For any company that you think is good and could become great, I think that, even if it takes time, I think that it’s important for the VCs to help management align the company towards the new way it would need to be managed and see itself as a public company.


Q: Why go public in the U.S.?
A: I don’t think Nasdaq is necessarily the place for good smaller companies if they don’t come from the U.S. But if companies have time to scale in a significant way, then I don’t think there’s a better market that would get you the visibility of such quality institutional investors as Nasdaq.

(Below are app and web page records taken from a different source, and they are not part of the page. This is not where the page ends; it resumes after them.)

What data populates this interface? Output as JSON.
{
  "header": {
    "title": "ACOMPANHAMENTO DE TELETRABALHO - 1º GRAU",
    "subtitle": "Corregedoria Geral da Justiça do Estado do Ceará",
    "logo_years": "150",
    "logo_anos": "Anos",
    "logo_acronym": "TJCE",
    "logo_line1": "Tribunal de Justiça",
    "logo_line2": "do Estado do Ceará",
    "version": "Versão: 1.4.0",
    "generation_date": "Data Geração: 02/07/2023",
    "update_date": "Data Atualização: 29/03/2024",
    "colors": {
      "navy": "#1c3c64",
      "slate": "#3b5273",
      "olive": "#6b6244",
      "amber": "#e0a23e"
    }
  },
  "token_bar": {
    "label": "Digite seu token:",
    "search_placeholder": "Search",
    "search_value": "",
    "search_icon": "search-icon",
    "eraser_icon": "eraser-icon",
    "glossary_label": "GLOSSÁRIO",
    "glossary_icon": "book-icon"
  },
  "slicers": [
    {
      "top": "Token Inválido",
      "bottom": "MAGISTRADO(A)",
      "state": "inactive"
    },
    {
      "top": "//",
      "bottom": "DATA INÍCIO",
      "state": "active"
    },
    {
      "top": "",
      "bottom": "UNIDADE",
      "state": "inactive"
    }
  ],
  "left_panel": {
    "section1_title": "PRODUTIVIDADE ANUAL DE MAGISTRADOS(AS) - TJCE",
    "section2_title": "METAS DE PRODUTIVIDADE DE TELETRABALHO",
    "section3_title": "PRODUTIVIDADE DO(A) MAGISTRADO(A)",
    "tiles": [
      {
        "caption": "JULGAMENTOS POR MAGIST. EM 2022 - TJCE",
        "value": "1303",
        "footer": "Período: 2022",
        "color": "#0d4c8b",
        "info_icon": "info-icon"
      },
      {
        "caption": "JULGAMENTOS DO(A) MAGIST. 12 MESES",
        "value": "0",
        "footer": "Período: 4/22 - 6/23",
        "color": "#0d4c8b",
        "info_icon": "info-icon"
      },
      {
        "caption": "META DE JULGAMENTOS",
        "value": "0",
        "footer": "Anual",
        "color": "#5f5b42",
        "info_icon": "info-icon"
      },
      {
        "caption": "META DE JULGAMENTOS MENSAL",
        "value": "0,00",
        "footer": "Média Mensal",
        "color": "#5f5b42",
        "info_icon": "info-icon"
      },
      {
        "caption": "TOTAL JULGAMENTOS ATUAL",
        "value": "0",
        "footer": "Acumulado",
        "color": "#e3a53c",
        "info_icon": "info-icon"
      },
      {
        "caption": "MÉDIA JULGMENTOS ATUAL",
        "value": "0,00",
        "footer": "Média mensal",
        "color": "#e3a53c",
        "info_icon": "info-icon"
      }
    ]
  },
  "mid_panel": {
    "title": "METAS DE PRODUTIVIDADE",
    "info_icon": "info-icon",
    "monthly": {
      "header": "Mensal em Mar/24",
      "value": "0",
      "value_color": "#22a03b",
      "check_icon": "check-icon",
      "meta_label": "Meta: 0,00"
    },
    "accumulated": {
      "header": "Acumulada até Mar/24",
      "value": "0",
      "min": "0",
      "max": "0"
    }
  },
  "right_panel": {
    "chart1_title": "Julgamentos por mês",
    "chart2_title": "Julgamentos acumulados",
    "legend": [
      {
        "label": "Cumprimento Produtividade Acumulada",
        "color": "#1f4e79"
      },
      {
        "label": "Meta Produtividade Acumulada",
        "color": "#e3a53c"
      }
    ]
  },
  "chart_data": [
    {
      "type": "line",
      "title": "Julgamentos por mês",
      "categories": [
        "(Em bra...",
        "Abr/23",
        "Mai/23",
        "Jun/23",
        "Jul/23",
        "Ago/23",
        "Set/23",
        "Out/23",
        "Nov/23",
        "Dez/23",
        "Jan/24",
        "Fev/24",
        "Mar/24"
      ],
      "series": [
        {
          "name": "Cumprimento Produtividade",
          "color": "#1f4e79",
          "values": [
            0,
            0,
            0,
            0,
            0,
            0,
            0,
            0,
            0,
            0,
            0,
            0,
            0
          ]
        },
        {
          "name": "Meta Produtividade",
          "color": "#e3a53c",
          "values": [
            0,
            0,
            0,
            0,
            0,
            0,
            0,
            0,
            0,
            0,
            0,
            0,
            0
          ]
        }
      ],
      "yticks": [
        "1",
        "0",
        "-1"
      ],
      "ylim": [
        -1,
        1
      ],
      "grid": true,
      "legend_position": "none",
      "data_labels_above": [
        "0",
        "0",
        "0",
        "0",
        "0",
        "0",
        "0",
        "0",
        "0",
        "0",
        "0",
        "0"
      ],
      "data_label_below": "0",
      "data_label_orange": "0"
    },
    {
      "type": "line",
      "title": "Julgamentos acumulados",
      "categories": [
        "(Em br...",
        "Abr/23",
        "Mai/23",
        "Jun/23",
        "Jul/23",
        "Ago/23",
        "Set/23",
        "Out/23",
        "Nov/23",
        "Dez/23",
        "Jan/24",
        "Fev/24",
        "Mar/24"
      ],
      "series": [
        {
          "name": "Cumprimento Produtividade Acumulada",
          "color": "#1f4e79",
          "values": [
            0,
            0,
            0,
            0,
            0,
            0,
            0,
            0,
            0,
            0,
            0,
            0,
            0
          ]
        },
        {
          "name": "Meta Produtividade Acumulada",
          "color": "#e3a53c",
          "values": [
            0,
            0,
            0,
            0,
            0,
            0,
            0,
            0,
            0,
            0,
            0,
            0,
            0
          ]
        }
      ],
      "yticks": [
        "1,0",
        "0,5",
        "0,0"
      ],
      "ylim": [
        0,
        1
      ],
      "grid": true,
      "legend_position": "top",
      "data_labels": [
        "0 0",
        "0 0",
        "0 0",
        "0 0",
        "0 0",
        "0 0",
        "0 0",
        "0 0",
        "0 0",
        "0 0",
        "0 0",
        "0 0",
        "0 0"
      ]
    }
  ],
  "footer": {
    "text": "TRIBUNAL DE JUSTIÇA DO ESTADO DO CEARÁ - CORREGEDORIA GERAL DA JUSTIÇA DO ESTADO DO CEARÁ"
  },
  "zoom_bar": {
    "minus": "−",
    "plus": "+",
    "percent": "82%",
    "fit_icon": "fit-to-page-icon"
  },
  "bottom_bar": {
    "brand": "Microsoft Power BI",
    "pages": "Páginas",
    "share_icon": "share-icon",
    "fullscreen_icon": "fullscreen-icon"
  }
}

Q: In this market, did you have to do anything special to position the company?
A: Cautiously. The markets are tough. A lot of the reasons why the markets are tough are not internal to the fundamentals of the company but rather macroeconomic. I think the market is trying to teach itself to move forward while there are macro issues that need to be solved. The challenge is to let people know what to expect of you in a challenging market. One tries to carve a golden path to move forward cautiously.


Q: Do you have any advice for companies that are thinking about going public?
A: First of all, there’s an honest question to be asking about whether the company should be a public company and whether it really has intentions to continue to grow and be profitable for the longer duration because if not, it probably doesn’t makes sense for the company to go public. It’s hard to plan on snatching an IPO. You need to remember that a public offering is not a transaction, it’s a transformation. The management and the main shareholders need to be ready for that. I would just be honest with myself as a shareholder even if a company is reaching some scale. If those management and shareholders just want to get out, then the public offering is probably not the best way to do that.


I would say that companies and management and shareholders need to be smart about transitioning the shareholder base to people that have patience if they’re going to go public. It doesn’t need to be everyone, maybe it’s partial. The company needs to operate in a way that worries about itself and its growth, and not about giving this or that investor liquidity in the next six months.